- New Zealand Association of Counsellors
The government has just demonstrated its lack of understanding when it comes to enhancing the mental wellbeing of secondary school students, the NZ Association of Counsellors said.
President, Bev Weber, said all the evidence points to the fact that school students trust and prefer talking to school guidance counsellors if and when they are dealing with emotional wellness and mental wellbeing issues.
“So, why is the government placing more nurses in schools as part of its Budget programme of reaching out to an additional 5,600 secondary school students?”
Weber said school guidance counsellors are trained mental health professionals who operate in all secondary schools.
A major ERO report on school counselling surveyed over 700 students from different schools across the country.
The report showed that when it came to mental health, the clear preference from students was to talk to their school counsellor above anyone else.
Weber acknowledged the Budget includes a $455 million investment in new frontline services but said “if they take the same approach to those services as they’ve taken to enhancing services for secondary school students I really worry about the effectiveness of that investment.”
- NZ College Of Midwives

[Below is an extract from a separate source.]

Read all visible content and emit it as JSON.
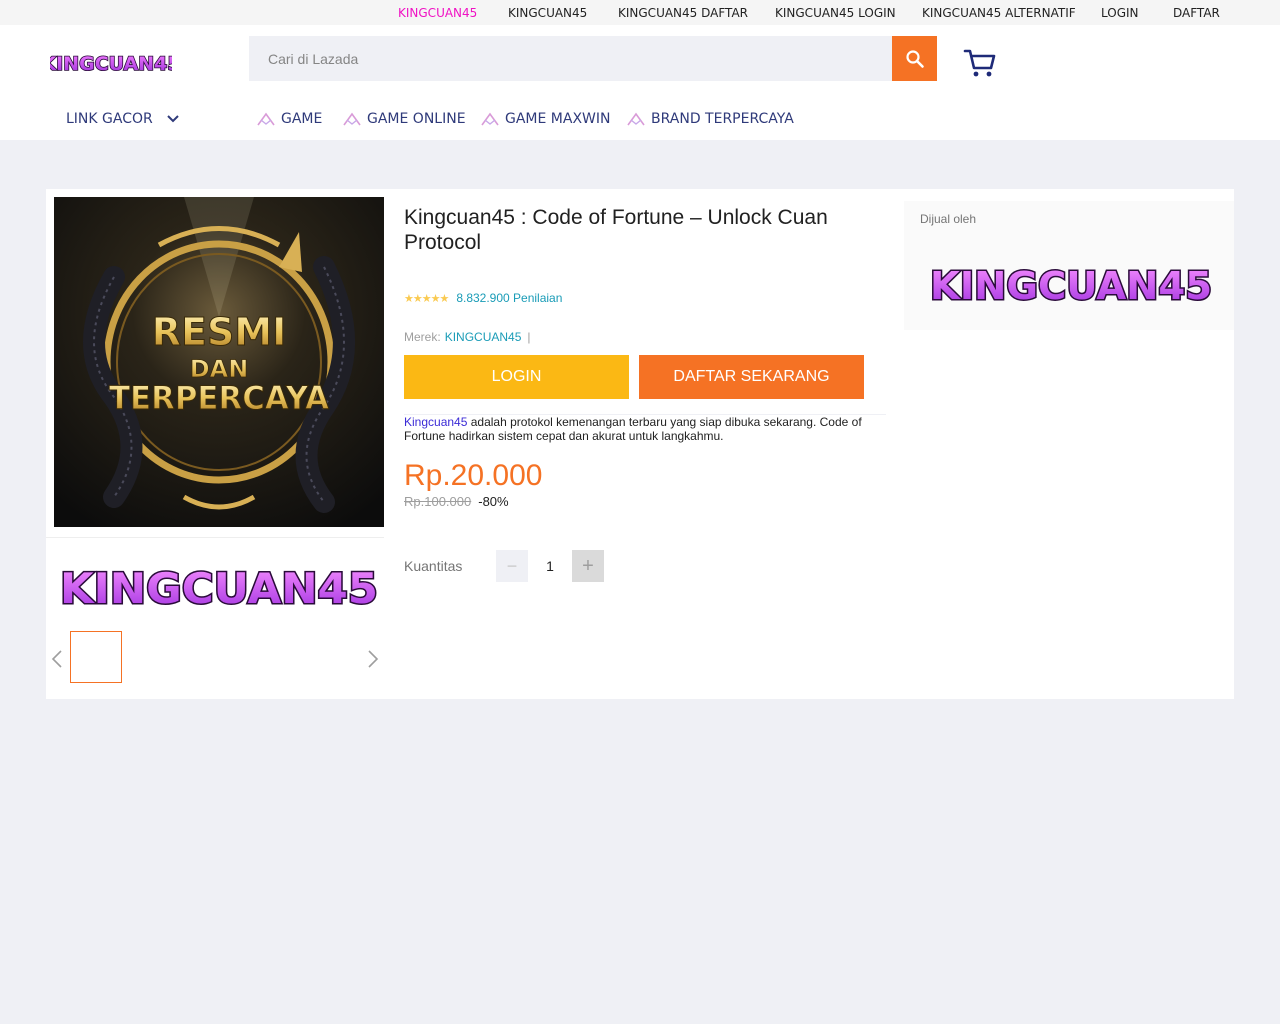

College of Midwives chief executive Alison Eddy says the dire issues facing the maternity system have not been addressed in the Budget.
“Much has been said by Grant Robertson about child wellbeing and investing in our younger generation to ensure better outcomes for them and wider society – but how the very workforce that brings those children into the world could be again largely ignored, is beyond us,” she says.
Eddy says the 4.9% pay increase is inadequate and will not address the issues midwives have been raising for more than four years.
“This is another smoke and mirrors budget for midwifery,” she says. “Despite what the Government has said, the $500,000 per annum will not boost the locum support provided for rural midwives; in fact that won’t even keep this vital service afloat. And the urban locum service funding was recently cut. I think we can expect to see more babies being born on the side of roads, unfortunately.”
The Wellbeing Budget simply lacked wellness, ExerciseNZ chief executive Richard Beddie says.
The Budget had very little to help lift New Zealand up from being the 13th worst in the world in physical activity statistics, he says.
“Exercise and physical activity are proven to help with many social issues, and in the early stages and prevention of many health conditions.
“It was good to see focus on mental health, but the Budget lacked enough emphasis on prevention.
“The Budget lacked leadership to address and prevent lifestyle conditions such as obesity and type II diabetes which could cripple the health system in the next 50 years unless urgent action is taken.
“There was little with a genuine hauora approach, a Maori philosophy for health and wellbeing using four walls. Wellbeing and wellness isn’t something that money can fix in isolation.”